The “whole church” of Jerusalem feared when Ananias and Sapphira were slain by God for false worship, meaning their worship, as a collective church, was purified and intensified (Acts 5:11). The “whole church” of Jerusalem entirely supported the decrees decided upon by the apostles and elders, thereby preventing a schism over circumcision (Acts 15:22).
When Paul writes to the Roman Christians from Corinth, “Gaius, host to me and to the whole church, greets you” (Rom. 16:23) he provides two reasons not to schism.
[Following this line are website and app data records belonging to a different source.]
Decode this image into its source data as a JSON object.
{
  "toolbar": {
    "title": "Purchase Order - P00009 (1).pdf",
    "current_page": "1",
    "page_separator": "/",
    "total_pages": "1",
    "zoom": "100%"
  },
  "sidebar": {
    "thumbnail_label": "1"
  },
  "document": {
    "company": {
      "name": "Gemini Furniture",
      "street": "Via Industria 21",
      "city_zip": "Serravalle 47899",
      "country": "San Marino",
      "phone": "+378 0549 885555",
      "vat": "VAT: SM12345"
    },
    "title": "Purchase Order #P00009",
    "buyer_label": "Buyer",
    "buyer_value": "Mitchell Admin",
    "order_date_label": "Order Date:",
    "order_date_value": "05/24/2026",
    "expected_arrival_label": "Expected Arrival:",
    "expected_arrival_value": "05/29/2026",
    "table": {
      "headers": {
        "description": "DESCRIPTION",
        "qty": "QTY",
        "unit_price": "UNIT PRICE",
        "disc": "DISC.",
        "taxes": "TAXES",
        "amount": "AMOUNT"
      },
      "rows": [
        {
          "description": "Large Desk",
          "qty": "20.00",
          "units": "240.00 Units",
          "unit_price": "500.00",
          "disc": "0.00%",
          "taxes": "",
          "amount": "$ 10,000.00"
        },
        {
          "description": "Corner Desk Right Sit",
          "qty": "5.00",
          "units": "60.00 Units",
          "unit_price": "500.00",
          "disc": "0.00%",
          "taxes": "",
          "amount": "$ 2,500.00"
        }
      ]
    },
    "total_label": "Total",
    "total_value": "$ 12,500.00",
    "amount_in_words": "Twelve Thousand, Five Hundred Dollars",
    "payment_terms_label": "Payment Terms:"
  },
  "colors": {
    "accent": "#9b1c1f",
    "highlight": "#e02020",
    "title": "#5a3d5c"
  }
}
First, it tells the church of Rome that Paul’s prior letters to Corinth have succeeded and the church there has not schismed, though it has and is sorely tempted to do so. Many in the Roman Church would have known about Corinth’s travails through Prisca and Aquila and understood his words (Acts 18:2, Rom. 16:3). Second, Paul’s words “the whole church” form a not-so-subtle comment to Rome that if the Roman Church moved in the direction of schism it would lose its testimony as an obedient church (Rom. 16:17-19), being even less obedient than even the Corinthian church from which he wrote.
Fourth, when Paul writes “Therefore if the whole church assembles together and all speak in tongues, and ungifted men or unbelievers enter, will they not say that you are mad?” (1 Cor. 14:23) he lays down a principle that prevents schism. The clear preaching and teaching of the word of God is much to be preferred over any spiritual giftedness when the church is gathered in the same place for worship, even prophecy. Tongues, and even over-exuberant prophecy, were distractions. Better to speak five words that instruct (v. 19) than ten thousand words in a language that makes no sense.
Schisms, the scourge of Christianity, are promulgated by self-important men who, like the Corinthian tongues-speakers, were more interested in charism than edifying the church.
How far astray is modern Christianity? It applauds schism and mocks the idea of a single church in a single locale. Sadly, when Christians are schismed they either compete and argue with each other, or ignore each other, all the while breaking the command, “By this all men will know that you are My disciples, if you have love for one another” (John 13:35).
Only when all the saints in a city worship together every Sunday in the same church can they “comprehend with all the saints what is the breadth and length and height and depth, and to know the love of Christ which surpasses knowledge, and be filled up to all the fullness of God” (Eph. 3:18-19). Only Paul’s reformation on Crete, made real where we each live, has the power to bring us that comprehension.
For more on eldership, read De-Schisming the Body.
For more on merging, read Defeating Schism in Your Own Backyard.
References [ + ]
|1.||↑||Luther quoted in F.W. Farrar, Saint Paul the Apostle, 660|
|2.||↑||ὡς ἐγώ σοι διεταξάµην|
|3.||↑||Which may be why Zenas the lawyer was specifically dispatched to Crete – to help with such court cases as would arise from Paul’s reformation (Titus 3:13). Crete was not a ‘stopping over point,’ for ships from Asia, Greece, or Achaia normally went straightway to Rome. Therefore, Zenas was not on his way somewhere else but had likely been dispatched by Paul to go to Crete in order to handle specific legal that could arise in light of the coming fallout from Paul’s reformation of merging churches.|
|4.||↑||I present this data and the reasons for my conclusions in a separate article, “Paul Did Not Sin on Crete!”|